Exercise description ▸
Retype the whole listing exactly. Leave out pictures.

Provided material ▸
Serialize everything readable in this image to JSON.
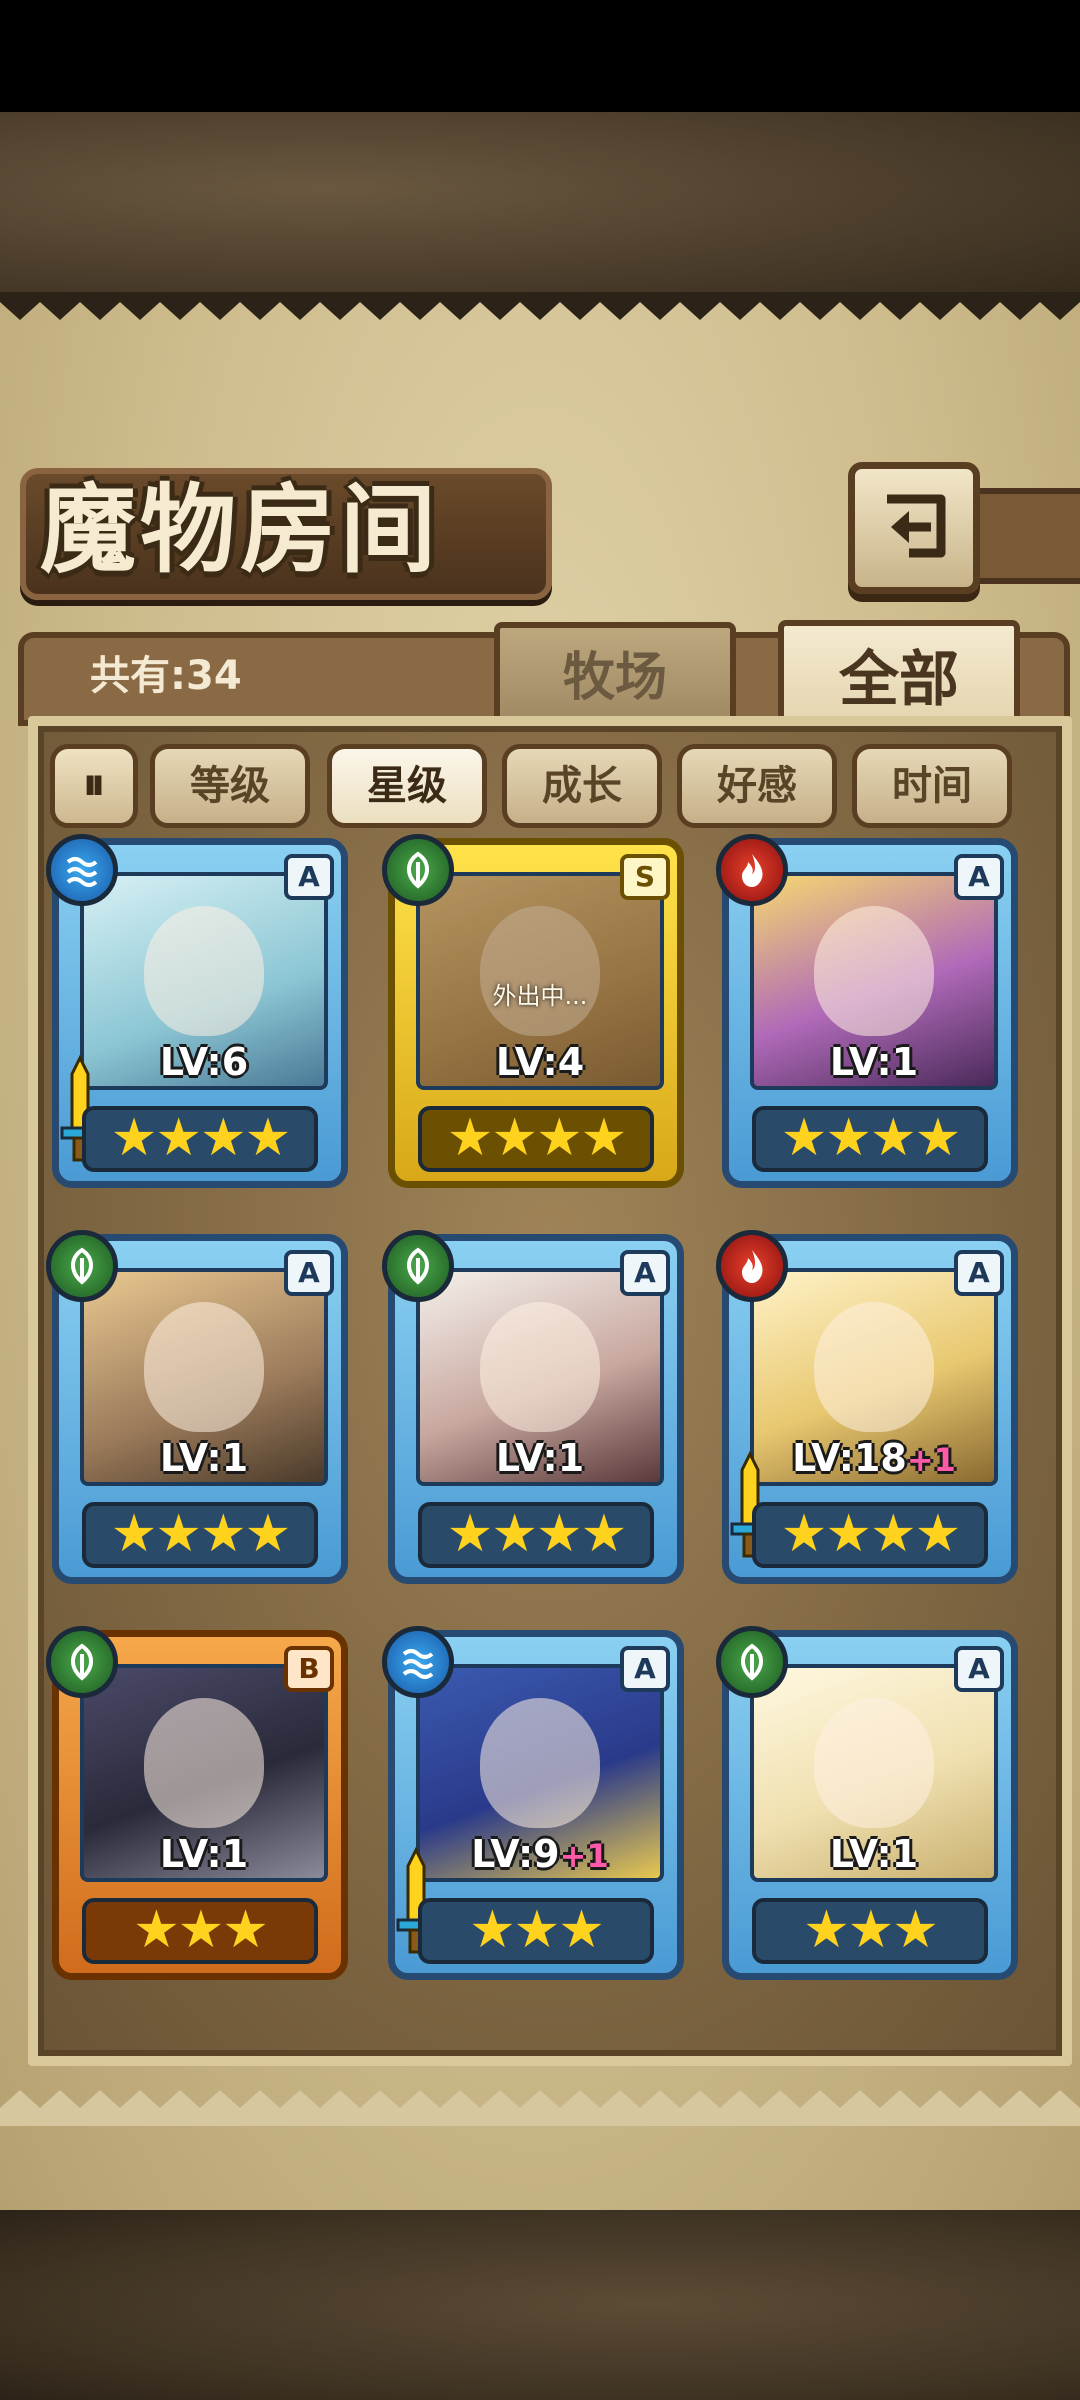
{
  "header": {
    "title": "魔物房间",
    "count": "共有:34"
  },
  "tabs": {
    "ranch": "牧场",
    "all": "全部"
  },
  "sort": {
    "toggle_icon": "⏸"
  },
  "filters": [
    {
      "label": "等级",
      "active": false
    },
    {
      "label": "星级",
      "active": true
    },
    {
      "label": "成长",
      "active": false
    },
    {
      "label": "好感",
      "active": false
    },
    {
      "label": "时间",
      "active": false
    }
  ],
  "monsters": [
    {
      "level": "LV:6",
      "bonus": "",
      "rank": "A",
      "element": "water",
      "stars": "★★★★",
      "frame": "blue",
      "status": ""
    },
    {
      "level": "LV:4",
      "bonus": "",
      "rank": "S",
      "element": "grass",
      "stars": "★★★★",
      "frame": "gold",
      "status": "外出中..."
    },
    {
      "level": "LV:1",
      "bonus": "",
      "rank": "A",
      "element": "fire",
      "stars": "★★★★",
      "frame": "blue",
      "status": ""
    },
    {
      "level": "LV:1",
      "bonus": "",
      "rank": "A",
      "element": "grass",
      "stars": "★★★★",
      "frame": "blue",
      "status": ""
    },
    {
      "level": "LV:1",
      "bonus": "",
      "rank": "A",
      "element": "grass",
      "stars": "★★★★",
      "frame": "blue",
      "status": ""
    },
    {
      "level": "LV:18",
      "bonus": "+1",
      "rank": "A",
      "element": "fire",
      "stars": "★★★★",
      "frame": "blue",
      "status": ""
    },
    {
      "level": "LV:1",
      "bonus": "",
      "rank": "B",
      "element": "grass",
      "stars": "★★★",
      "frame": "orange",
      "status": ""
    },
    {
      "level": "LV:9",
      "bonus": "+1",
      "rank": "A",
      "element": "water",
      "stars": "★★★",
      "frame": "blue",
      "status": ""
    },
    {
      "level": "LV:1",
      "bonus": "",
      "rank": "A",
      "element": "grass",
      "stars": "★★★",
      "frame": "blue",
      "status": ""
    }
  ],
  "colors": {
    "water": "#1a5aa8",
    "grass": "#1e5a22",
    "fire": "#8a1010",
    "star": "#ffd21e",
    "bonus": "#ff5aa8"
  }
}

Answer space ▸
Serialize everything readable in this image to JSON.
{
  "header": {
    "title": "魔物房间",
    "count": "共有:34"
  },
  "tabs": {
    "ranch": "牧场",
    "all": "全部"
  },
  "sort": {
    "toggle_icon": "⏸"
  },
  "filters": [
    {
      "label": "等级",
      "active": false
    },
    {
      "label": "星级",
      "active": true
    },
    {
      "label": "成长",
      "active": false
    },
    {
      "label": "好感",
      "active": false
    },
    {
      "label": "时间",
      "active": false
    }
  ],
  "monsters": [
    {
      "level": "LV:6",
      "bonus": "",
      "rank": "A",
      "element": "water",
      "stars": "★★★★",
      "frame": "blue",
      "status": ""
    },
    {
      "level": "LV:4",
      "bonus": "",
      "rank": "S",
      "element": "grass",
      "stars": "★★★★",
      "frame": "gold",
      "status": "外出中..."
    },
    {
      "level": "LV:1",
      "bonus": "",
      "rank": "A",
      "element": "fire",
      "stars": "★★★★",
      "frame": "blue",
      "status": ""
    },
    {
      "level": "LV:1",
      "bonus": "",
      "rank": "A",
      "element": "grass",
      "stars": "★★★★",
      "frame": "blue",
      "status": ""
    },
    {
      "level": "LV:1",
      "bonus": "",
      "rank": "A",
      "element": "grass",
      "stars": "★★★★",
      "frame": "blue",
      "status": ""
    },
    {
      "level": "LV:18",
      "bonus": "+1",
      "rank": "A",
      "element": "fire",
      "stars": "★★★★",
      "frame": "blue",
      "status": ""
    },
    {
      "level": "LV:1",
      "bonus": "",
      "rank": "B",
      "element": "grass",
      "stars": "★★★",
      "frame": "orange",
      "status": ""
    },
    {
      "level": "LV:9",
      "bonus": "+1",
      "rank": "A",
      "element": "water",
      "stars": "★★★",
      "frame": "blue",
      "status": ""
    },
    {
      "level": "LV:1",
      "bonus": "",
      "rank": "A",
      "element": "grass",
      "stars": "★★★",
      "frame": "blue",
      "status": ""
    }
  ],
  "colors": {
    "water": "#1a5aa8",
    "grass": "#1e5a22",
    "fire": "#8a1010",
    "star": "#ffd21e",
    "bonus": "#ff5aa8"
  }
}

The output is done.